I grew up in a house where food was not always plentiful. There wasn’t an open-cupboard policy and we sometimes relied on other means to put food on the table, whether it be hunting and butchering our own, garden staples, foodstamps or commodities. My mother canned all sorts of things, including sausage and chicken. We would butcher as many as 500 chickens in the fall, partly to fill our pantry and partly to sell to others. (It’s part of the reason that I still, to this day, cannot handle raw chicken. Seriously.)

My children do not know what it’s like to not have the option of more food. And I think that it helps in the long run. They do not stuff themselves because they don’t know when the next good meal will be. They know that when they are hungry they can eat, and so they eat a reasonable amount and they eat sensibly. But I know they are the exception, not the rule.

Are there improvements I can make when it comes to meals and choices for my children? Certainly. And I’m working on them regularly. Yet having my children come home hungry enough that they are willing to grab whatever is nearest and stuff themselves with it? Well, that doesn’t seem like the right lesson to teach. I’m just grateful that I’m here to intervene.

But what about those that aren’t so fortunate?

If you check out my first blog post in this series, the bottom has links from people that have weighed in on this issue. It’s important, not just for our children, but for their futures as well. Any other comments/questions?
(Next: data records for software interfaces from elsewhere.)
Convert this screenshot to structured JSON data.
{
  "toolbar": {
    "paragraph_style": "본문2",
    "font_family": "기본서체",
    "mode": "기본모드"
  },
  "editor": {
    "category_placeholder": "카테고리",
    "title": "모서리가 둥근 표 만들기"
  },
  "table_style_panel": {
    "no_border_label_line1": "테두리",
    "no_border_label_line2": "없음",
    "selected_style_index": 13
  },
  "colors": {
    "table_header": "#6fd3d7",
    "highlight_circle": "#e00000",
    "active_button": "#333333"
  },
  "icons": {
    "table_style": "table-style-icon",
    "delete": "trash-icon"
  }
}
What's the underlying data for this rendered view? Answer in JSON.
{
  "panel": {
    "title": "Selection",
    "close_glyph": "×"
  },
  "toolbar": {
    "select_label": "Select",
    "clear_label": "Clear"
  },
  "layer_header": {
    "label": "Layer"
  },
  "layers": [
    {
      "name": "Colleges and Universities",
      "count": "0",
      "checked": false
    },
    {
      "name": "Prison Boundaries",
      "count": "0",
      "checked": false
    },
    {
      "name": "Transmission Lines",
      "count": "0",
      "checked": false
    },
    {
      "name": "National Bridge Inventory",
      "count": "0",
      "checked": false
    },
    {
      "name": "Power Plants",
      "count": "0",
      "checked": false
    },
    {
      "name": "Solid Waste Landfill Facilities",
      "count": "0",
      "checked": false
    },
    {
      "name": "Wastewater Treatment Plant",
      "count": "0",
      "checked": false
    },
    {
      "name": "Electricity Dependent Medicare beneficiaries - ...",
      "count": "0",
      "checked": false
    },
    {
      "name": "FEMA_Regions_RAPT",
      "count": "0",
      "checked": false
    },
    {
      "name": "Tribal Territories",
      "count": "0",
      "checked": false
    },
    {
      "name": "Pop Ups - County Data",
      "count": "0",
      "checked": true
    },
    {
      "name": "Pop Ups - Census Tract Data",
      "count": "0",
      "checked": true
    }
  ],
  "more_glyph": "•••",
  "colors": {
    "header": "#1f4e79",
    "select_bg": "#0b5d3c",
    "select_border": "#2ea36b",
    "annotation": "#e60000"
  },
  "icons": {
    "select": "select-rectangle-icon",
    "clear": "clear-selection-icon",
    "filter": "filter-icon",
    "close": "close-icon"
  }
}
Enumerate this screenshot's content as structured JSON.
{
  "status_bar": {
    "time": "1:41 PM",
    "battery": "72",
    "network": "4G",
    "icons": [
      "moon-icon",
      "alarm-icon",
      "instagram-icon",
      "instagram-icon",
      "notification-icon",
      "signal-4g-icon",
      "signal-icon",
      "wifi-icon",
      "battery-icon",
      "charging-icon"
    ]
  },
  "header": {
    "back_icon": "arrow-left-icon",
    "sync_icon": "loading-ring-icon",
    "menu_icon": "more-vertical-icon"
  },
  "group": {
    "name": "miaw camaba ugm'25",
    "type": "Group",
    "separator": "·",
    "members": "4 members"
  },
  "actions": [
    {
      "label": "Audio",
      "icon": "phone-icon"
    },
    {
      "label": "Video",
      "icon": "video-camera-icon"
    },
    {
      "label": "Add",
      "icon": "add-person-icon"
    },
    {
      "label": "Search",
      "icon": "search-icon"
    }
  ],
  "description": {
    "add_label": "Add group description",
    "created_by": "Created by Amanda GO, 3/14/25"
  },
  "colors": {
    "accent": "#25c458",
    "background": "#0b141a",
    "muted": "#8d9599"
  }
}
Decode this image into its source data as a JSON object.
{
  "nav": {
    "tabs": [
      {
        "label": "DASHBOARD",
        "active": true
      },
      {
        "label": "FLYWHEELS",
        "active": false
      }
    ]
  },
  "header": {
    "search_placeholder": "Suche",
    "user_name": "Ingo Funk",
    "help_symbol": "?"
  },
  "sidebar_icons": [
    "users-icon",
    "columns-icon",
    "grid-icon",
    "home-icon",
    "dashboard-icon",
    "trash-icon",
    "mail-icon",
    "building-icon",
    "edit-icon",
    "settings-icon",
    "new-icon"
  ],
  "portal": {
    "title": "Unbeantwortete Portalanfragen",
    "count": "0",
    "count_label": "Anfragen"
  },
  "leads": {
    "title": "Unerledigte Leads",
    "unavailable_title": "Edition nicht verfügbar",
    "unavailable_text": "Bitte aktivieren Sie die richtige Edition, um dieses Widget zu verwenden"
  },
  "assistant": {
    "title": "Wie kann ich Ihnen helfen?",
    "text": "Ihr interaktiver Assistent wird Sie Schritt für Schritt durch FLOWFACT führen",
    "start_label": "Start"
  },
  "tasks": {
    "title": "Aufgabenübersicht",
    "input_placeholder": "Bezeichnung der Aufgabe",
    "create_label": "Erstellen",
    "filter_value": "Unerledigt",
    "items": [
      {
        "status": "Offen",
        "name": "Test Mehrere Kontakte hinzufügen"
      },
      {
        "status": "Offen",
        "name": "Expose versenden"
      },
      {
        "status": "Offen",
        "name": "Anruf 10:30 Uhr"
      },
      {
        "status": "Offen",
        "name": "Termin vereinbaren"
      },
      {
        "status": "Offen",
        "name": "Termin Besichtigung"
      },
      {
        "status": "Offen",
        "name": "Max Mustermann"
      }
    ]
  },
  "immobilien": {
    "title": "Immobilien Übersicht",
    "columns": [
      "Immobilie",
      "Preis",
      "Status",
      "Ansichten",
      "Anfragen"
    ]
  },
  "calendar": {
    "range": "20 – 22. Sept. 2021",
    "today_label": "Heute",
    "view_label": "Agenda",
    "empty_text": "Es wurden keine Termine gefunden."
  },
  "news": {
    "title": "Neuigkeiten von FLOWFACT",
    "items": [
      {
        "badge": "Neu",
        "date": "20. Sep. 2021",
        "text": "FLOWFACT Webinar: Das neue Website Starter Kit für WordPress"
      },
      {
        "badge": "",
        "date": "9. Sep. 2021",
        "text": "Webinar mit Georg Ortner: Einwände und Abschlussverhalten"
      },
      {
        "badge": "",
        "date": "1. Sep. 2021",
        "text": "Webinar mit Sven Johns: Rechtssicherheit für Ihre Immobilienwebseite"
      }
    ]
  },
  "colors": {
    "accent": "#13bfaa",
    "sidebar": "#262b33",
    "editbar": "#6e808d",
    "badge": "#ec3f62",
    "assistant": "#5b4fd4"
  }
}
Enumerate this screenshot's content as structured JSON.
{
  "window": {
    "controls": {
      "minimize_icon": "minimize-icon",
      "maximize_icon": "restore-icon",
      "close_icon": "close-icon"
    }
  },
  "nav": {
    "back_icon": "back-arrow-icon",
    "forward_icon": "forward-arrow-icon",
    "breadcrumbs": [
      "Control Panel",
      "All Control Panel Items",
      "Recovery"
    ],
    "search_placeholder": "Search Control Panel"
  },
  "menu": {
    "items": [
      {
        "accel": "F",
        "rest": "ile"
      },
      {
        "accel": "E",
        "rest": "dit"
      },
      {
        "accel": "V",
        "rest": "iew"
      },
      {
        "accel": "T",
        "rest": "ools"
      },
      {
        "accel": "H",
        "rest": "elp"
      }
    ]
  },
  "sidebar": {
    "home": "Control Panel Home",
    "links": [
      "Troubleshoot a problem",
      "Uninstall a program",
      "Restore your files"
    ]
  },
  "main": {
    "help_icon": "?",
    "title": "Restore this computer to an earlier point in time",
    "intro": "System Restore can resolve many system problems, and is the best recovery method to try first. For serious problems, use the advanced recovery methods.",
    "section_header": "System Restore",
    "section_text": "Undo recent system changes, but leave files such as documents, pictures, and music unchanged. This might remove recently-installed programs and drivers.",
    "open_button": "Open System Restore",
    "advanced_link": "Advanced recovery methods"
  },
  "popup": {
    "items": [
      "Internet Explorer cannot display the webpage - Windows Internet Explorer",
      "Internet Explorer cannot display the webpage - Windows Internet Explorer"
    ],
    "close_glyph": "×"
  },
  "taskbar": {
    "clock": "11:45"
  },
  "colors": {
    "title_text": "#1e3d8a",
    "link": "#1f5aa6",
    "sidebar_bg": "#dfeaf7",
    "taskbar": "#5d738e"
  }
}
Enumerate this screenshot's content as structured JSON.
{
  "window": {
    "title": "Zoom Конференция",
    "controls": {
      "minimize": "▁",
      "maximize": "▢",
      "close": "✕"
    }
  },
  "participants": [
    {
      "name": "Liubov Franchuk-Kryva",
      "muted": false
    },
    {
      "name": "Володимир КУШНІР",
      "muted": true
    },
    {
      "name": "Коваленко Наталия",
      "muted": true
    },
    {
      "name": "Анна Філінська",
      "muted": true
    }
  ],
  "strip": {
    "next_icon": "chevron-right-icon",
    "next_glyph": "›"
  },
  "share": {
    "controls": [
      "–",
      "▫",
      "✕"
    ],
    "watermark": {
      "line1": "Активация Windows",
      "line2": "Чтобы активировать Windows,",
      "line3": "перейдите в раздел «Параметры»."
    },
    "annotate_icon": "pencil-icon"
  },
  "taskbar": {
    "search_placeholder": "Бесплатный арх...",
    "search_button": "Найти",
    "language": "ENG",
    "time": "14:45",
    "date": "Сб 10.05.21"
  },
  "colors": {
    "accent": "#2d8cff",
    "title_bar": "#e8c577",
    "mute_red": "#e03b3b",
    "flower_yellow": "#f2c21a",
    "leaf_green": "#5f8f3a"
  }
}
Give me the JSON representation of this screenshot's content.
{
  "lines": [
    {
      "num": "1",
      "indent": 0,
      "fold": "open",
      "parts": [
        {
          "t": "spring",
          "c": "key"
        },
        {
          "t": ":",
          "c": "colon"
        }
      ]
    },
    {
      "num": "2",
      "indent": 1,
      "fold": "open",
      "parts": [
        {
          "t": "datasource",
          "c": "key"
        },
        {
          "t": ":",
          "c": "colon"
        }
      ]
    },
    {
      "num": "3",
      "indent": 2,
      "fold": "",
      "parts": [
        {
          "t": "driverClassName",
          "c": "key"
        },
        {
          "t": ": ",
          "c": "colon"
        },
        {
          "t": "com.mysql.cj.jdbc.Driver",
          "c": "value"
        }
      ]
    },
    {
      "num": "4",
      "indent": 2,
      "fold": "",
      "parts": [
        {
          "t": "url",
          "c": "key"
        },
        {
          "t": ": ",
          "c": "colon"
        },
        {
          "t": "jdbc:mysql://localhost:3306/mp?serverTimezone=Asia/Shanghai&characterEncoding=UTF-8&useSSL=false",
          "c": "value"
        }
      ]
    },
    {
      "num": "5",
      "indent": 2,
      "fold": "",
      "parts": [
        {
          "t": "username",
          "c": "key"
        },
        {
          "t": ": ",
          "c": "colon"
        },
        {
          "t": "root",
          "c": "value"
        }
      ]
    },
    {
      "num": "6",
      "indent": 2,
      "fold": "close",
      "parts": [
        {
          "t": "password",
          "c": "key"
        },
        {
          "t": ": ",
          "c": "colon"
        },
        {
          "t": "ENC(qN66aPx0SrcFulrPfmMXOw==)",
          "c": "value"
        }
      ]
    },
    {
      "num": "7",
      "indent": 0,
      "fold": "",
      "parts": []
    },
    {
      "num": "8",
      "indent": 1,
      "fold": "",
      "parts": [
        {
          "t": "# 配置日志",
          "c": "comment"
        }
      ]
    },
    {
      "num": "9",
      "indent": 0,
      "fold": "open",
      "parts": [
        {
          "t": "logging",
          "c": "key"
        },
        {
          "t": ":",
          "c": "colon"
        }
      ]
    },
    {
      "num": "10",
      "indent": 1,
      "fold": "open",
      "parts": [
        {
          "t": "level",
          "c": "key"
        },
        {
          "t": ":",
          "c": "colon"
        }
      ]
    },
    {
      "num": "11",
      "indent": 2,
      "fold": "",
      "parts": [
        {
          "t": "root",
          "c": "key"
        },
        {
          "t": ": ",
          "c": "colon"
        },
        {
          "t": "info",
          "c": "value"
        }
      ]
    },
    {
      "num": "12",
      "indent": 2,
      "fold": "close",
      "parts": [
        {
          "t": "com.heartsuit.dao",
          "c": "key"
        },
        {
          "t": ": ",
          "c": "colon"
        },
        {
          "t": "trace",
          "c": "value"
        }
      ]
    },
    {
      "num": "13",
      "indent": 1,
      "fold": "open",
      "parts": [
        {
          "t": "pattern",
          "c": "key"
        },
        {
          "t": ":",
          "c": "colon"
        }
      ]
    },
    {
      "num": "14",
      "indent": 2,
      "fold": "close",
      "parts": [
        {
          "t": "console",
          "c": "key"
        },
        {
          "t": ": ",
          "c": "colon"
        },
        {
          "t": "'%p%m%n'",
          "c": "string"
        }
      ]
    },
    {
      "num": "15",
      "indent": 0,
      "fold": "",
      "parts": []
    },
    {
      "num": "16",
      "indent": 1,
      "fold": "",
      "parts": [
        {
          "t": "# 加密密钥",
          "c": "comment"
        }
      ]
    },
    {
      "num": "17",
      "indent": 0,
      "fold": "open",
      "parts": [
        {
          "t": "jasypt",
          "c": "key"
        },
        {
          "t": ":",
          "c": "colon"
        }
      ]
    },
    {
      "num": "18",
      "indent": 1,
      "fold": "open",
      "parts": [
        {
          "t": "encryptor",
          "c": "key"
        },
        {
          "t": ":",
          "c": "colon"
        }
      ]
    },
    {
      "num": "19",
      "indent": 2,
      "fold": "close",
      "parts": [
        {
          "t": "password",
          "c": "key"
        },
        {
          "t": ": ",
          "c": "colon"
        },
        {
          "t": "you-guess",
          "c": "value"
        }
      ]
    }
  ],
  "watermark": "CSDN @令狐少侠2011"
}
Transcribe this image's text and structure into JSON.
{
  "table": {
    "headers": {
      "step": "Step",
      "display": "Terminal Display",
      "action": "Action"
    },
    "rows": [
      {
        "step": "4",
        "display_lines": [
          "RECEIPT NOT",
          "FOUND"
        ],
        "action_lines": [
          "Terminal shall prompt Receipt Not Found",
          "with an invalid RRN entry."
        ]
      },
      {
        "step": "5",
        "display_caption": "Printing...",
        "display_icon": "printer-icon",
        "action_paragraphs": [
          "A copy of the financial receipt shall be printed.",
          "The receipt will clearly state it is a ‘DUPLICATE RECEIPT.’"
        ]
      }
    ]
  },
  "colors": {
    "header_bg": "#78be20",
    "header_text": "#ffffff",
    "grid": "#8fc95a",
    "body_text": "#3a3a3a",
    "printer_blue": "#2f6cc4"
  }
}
I will continue to write about/address these issues as we work through these changes as a family. I’d love to hear your take.